Smart phones have enabled an always-connected experience using apps. This near ubiquitous behavior is paving the road for connecting with Things like vehicles in exactly the same manner. Enabling more intelligent, seamless and automated processes can be accomplished not just by connecting people to Things, but by allowing Things to connect and collaborate with other Things in a way that makes business and life better.

Today’s information technology is dependent on data. If we had devices that knew everything there was to know about other devices we would be able to automate the tracking and counting of everything, and greatly reduce waste, loss and cost. We would know when things needed replacing, repairing or recalling, and whether they were fresh or past their expiration date. The Internet of Things will fundamentally alter our experience of life.

moj.io is a telematics company delivered on an open platform and is an example of how the internet of things can automate otherwise manual tasks in our daily lives. It aims to enable people’s cars to communicate with other devices and aps using the Internet, intuitively automating actions and behaviors in the driver’s present and future surroundings. This is made possible with an internet-connected device that is plugged into the car’s computer and is programmed to ‘listen’ to events happening in the car – essentially the car becomes an Internet hot spot.  It then engages in a communication or data exchange between the car and other devices/apps, and automatically predicts, then makes a corresponding action the user wants.

For example, imagine you are getting ready to leave the house for work in the morning. You have a meeting downtown in an hour. The moj.io device in your car senses the proximity of your smart phone over Bluetooth and unlocks your car doors as you approach. When you start your car and pull away from the driveway, it connects by API to the Lockitron (www.lockitron.com) automated door lock on your front door and locks the door, and shuts off all the zigbee-enabled lights in your house. 
Once on the road, with your authorization it regularly checks your smart phone’s calendar against your speed, direction of travel and current location to determine if you are on your way to an appointment, then reserves a parking spot nearest to your next destination. By knowing who your meeting is with in your calendar, it also sends an AutoText (www.moj.io) notifying them of your current location and precise time of your arrival. You can even be notified of anything moj.io knows, right on your Metawatch (www.metawatch.org) smart watch.

Sounds like a distant, someday sort of future? Most of this is possible today, using moj.io with any car built after 1995.

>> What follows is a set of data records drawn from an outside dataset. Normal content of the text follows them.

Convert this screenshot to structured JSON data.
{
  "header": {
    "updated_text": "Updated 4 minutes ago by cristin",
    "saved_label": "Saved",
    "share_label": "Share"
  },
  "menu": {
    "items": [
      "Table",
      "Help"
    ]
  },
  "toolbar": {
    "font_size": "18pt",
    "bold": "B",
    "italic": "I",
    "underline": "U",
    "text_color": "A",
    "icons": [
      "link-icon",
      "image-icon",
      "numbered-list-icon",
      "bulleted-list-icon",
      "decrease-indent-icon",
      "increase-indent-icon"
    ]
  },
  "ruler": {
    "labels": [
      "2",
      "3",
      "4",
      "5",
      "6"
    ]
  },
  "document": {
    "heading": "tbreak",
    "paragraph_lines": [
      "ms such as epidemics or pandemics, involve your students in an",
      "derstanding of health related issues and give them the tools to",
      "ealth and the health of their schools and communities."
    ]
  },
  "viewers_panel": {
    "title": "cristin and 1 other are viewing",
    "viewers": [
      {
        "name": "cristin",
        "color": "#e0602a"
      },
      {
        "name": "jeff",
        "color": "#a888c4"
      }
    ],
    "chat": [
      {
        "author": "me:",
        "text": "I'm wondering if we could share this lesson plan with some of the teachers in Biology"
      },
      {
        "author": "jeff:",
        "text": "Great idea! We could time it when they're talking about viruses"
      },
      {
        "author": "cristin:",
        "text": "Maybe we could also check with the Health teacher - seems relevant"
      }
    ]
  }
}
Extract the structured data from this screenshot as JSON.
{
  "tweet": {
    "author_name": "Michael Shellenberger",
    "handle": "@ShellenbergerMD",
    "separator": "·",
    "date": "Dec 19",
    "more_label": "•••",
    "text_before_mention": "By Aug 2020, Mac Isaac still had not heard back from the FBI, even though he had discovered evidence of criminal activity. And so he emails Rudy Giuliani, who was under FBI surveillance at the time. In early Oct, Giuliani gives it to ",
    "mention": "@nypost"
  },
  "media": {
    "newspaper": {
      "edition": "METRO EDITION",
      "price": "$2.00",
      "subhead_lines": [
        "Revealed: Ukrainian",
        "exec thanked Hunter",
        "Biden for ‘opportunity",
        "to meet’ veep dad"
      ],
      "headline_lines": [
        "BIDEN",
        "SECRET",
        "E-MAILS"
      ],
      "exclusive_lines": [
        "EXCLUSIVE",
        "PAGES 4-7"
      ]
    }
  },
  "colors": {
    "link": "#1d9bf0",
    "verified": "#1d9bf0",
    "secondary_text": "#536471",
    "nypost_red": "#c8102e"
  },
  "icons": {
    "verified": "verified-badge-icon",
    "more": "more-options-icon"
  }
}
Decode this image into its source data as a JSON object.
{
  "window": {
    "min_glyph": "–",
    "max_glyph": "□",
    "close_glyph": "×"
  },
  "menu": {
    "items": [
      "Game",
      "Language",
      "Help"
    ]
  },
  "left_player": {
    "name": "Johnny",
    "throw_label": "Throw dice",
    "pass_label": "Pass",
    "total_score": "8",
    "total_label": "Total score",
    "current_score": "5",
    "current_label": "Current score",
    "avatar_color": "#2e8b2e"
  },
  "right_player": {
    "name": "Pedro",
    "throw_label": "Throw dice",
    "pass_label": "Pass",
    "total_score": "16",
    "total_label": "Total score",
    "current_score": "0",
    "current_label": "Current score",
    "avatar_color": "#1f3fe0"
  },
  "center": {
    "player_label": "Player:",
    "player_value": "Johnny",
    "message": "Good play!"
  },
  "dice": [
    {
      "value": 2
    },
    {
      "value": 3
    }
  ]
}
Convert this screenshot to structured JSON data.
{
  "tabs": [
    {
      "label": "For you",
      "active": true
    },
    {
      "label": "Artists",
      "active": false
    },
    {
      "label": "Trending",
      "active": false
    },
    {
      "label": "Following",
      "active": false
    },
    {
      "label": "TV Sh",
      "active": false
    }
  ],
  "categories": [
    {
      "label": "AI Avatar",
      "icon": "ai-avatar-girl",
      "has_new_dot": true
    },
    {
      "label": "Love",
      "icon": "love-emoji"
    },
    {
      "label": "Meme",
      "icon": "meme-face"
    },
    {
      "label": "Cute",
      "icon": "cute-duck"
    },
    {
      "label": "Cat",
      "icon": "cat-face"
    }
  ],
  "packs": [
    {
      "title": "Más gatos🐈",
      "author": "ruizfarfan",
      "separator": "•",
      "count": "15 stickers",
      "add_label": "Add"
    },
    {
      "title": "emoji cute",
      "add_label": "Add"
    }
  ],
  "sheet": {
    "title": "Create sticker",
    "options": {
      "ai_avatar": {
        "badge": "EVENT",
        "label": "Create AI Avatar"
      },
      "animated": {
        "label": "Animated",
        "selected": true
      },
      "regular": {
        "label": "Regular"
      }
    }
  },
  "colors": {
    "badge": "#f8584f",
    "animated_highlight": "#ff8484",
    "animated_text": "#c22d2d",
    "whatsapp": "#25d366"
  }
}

There are as many business applications as there are businesses that will benefit from the Internet of Things. The City of Boston recently released an app called Street Bump that uses the accelerometer and GPS of a smart phone in a car to measure the change in road surface conditions without the cost and time expense of surveyors, which normally takes 3-4 months to complete a city’s road surveys. The obvious challenge here is how the city can ensure enough smart phone owners will download and run the app often enough and provide access to the data that the app collects.
By plugging moj.io into all the city’s garbage trucks, they can consistently collect accurate road surface data and cover most if not all the roads in the city in the space of one week, without the expense of costly surveyors.

Kirmac Collision is an automotive repair facility in Vancouver, BC that is preparing a pilot project with moj.io to monitor the use and costs of its courtesy car fleet. Many courtesy cars inevitably incur costs to the company such as toll fees, parking tickets and unnecessary wear and tear. The moj.io pilot being planned will allow Kirmac to govern the areas and speeds in which the car is driven, account for tolls and fees incurred by the customer and track the wear and tear in a much more accurate way, which helps with resale value to automotive wholesalers when the fleet is replaced. In this pilot Kirmac expects to save hundreds of dollars in costs incurred courtesy car use and improving the gross profit per sale.